| EXERCISE |
Establish the number of lines below that contain the string "title". State that number alone.

..........

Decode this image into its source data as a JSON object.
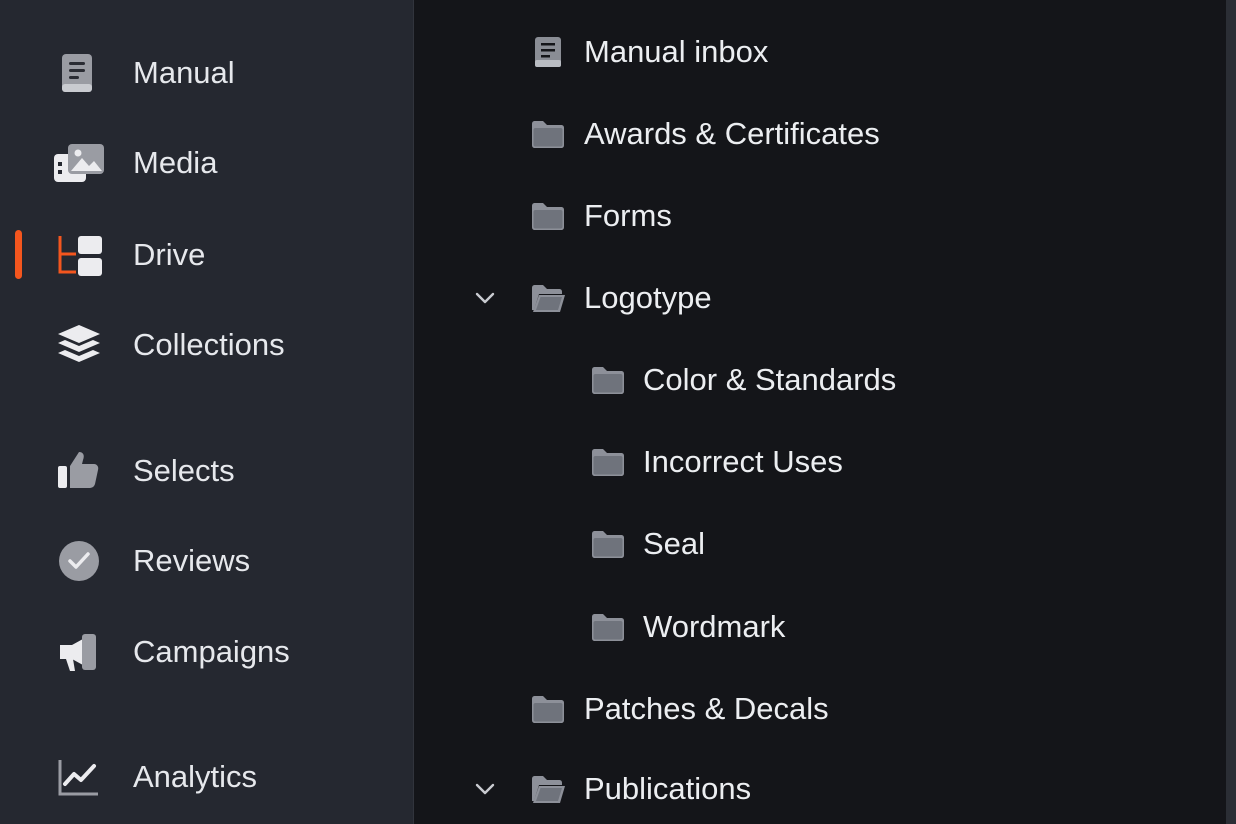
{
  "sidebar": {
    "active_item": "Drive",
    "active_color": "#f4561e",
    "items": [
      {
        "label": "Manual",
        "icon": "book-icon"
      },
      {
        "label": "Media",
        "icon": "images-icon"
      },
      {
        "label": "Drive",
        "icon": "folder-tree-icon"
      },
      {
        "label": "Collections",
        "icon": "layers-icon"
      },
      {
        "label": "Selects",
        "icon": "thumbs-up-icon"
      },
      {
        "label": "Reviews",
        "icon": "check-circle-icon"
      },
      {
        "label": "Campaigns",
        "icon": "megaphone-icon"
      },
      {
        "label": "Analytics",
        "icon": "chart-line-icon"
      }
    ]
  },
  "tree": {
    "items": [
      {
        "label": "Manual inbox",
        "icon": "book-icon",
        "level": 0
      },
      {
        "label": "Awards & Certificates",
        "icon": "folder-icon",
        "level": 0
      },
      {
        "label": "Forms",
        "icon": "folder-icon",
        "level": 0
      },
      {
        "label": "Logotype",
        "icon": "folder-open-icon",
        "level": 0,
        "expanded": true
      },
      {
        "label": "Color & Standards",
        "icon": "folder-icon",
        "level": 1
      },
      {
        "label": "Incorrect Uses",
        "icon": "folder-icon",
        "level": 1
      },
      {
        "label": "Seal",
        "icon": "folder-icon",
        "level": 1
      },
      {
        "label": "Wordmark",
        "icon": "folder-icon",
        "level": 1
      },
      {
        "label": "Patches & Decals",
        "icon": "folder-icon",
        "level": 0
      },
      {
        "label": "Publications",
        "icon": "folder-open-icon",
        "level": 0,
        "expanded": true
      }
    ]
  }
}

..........

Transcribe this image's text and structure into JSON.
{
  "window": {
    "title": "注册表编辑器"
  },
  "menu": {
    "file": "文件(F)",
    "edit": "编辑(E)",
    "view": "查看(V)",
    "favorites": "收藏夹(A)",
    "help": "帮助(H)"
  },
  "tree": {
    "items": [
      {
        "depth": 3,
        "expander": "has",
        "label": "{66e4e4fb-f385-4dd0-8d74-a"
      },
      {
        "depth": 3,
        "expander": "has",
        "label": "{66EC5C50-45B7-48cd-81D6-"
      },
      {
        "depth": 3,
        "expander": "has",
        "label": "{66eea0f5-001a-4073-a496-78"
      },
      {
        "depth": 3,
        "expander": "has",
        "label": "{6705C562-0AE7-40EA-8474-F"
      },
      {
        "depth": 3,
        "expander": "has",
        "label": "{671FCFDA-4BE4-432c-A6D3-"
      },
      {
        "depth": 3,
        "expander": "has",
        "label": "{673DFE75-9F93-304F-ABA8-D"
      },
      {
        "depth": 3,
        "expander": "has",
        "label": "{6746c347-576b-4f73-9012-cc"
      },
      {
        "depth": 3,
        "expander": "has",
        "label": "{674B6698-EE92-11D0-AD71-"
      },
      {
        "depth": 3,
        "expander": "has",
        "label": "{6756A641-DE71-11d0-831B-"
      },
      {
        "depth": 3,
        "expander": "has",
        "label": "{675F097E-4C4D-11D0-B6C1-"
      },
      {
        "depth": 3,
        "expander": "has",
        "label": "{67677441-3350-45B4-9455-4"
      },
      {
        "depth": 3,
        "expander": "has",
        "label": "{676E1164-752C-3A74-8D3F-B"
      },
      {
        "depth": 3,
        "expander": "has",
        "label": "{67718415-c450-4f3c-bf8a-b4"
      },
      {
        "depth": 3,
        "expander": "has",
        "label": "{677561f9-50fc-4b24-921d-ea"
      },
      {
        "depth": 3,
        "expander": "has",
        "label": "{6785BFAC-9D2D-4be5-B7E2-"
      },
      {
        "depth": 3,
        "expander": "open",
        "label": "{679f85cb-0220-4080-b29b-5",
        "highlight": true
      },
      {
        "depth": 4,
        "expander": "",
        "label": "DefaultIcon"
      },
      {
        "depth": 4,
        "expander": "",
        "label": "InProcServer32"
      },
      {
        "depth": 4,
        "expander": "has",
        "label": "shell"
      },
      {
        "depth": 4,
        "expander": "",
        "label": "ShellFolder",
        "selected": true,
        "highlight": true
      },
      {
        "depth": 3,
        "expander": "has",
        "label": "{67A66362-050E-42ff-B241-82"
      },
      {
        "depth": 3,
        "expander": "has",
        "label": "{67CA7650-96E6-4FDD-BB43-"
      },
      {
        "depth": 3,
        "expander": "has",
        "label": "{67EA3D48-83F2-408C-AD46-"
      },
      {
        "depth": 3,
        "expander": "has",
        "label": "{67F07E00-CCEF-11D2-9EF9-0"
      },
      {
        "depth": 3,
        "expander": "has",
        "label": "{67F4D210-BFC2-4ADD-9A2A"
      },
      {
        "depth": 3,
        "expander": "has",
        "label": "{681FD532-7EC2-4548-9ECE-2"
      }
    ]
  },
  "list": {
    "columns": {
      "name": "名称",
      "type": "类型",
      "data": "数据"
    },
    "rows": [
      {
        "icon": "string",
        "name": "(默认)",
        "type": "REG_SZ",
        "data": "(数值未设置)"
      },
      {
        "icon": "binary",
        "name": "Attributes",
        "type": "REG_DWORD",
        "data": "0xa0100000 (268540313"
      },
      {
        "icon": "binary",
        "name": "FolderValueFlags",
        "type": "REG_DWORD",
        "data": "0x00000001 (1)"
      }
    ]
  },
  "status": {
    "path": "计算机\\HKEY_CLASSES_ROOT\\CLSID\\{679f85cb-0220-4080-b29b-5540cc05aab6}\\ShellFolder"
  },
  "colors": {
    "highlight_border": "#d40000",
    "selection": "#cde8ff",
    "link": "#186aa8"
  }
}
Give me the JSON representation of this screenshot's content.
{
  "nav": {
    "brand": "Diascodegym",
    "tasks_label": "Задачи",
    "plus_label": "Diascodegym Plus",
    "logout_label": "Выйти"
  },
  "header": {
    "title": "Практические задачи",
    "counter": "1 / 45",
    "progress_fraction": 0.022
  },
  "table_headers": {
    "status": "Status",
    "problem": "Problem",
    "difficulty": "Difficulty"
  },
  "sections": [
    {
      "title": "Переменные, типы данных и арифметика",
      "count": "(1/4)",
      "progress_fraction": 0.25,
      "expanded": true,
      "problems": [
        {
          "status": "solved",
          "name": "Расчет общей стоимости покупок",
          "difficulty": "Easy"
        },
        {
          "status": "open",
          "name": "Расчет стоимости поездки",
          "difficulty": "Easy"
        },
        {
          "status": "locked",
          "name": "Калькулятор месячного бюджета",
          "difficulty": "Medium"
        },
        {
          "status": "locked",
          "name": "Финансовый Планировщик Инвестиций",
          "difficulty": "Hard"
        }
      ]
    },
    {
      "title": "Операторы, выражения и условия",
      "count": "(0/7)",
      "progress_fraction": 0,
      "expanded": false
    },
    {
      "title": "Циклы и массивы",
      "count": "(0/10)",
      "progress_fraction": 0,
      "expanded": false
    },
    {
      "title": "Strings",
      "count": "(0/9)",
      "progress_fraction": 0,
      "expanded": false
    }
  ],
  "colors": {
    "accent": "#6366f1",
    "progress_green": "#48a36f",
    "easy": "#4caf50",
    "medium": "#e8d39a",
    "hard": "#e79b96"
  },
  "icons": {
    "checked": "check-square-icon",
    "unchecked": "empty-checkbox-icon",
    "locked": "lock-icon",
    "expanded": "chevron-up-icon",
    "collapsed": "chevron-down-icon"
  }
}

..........

| YOUR RESPONSE |
6